- Good to hear the Audi is making strides. The previous year's CR report on the A4 was below average reliability. Also, many of Audi's other cars are below average in reliability. I am hoping Audi is making strides in improving their whole line. Considering that I have seen a couple of new S4s (did not have a license plat yet) with rear break lights and other lights out (as well as exhaust tail pipes bouncing around). I am still curious about this.
#13 of 855 Subaru is the Japanesse version of Audi
Jan 12, 2005 (9:51 am)
If you really think about it these to car companies are more a like than most - they are known as non-comformist cars and not the popular car from there country. When you drive one of these cars you also make a statment. I've grown up on Subarus (my dad owns part of dealership) and my first new car was a subbie.. Great car no complaints.... I now drive an A4 and there is a difference in how it feels and I love the looks - subbie is becoming some what more comformist - baiscally it comes down to personal tatse I like rings over the stars and that is me.

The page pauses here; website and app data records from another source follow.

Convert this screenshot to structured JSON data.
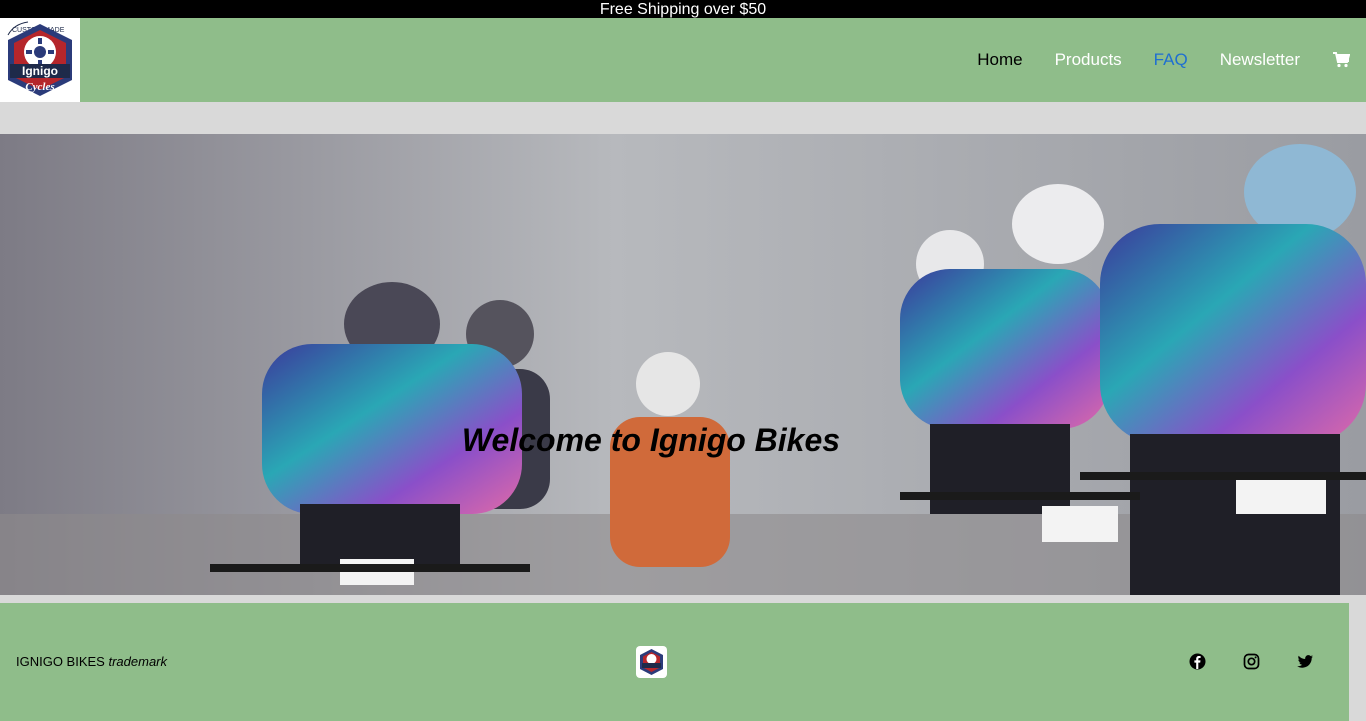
{
  "announcement": "Free Shipping over $50",
  "brand": {
    "logo_top": "CUSTOM MADE",
    "logo_name": "Ignigo",
    "logo_script": "Cycles"
  },
  "nav": {
    "home": "Home",
    "products": "Products",
    "faq": "FAQ",
    "newsletter": "Newsletter",
    "cart_icon": "shopping-cart-icon"
  },
  "hero": {
    "title": "Welcome to Ignigo Bikes"
  },
  "footer": {
    "brand_name": "IGNIGO BIKES",
    "brand_tag": "trademark",
    "social_icons": [
      "facebook-icon",
      "instagram-icon",
      "twitter-icon"
    ]
  },
  "colors": {
    "accent_green": "#8fbd8a",
    "link_blue": "#1f6fd1",
    "topbar": "#000000"
  }
}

You won't go wrong with either car.
#14 of 855 Re: Subaru is the Japanesse version of Audi [jplyman]
Jan 12, 2005 (11:32 pm)
I agree with your comments in general. While the similarity between Audi and Subaru stems from AWD, there are other parallels also that we could draw. I felt (some 10 years ago) that Subaru and Saabs were alike in that both were iconoclastic. How was I to know that they would both become more mainstream, and seem to be morphing into one as we speak! I also saw parallels between the German and Japanese marques that may not be as true today. I saw Toyota as being modeled after Mercedes (Solidity), Nissan & Mazda after BMW (Performance), and Honda after Audi (Form follows Function). Some of it was design and some of it was related to the character of the car.
Again, just my 2c!
Jan 13, 2005 (6:57 am)
Subaru has characteristics of Audi (AWD), Porsche (boxer engines), and Saab (general quirkiness).
But not the repair bills.
Jan 13, 2005 (3:03 pm)
...for an S4 sounds like an excellent deal. My A4 goes in for scheduled servicing in about 6 weeks. If there are any 44k S4's sitting around the lot, I might just see if I could do a deal. The current B6 S4 is one of the nicest rides on the road.
As far as the new Subie's go, the new GT is very nice indeed and I bet that the '06 sees a jump in hp, which will put the squeeze (however slightly) on BMW & Audi.
My Audi has been excellent ('02 Avant) but I bet that, say, six or seven years down the road that Subie will be costing less to maintain.
#17 of 855 BMW xi vs. Quattro
Jan 14, 2005 (6:56 am)
My previous car was an A4 1.8T Quattro. I currently drive a 325i mainly because I wanted a BMW and thought that the AWD system in the 325xi had more drawbacks for me than advantages over RWD. This might change in the next-gen AWD that BMW offers on the new 3-series. Actually, if BMW offered the 325i with Audi's Quattro system then I might have gone that route, but for now the E46 3-series is much more suited to its traditional RWD setup.
By the way, I live in SE Michigan where we do get snow in the winter, but generally not the blowouts that you'd get out in the Great Plains states or the mountains, where AWD is much more of a real necessity. So far I'm doing fine with the RWD on the standard all-season tires. The DSC/DTC helps a lot in this regard, and if I start having any problems a set of full snow tires would probably take care of it.
#18 of 855 Re: The Audi Dilemma [knr5]
Jan 22, 2005 (4:40 pm)
The other issue with the new Audi is that the new 6 cylinder is at first only coming out with an automatic transmission. The manual will only be available on the 4 cyclinder and the S4. What a bummer.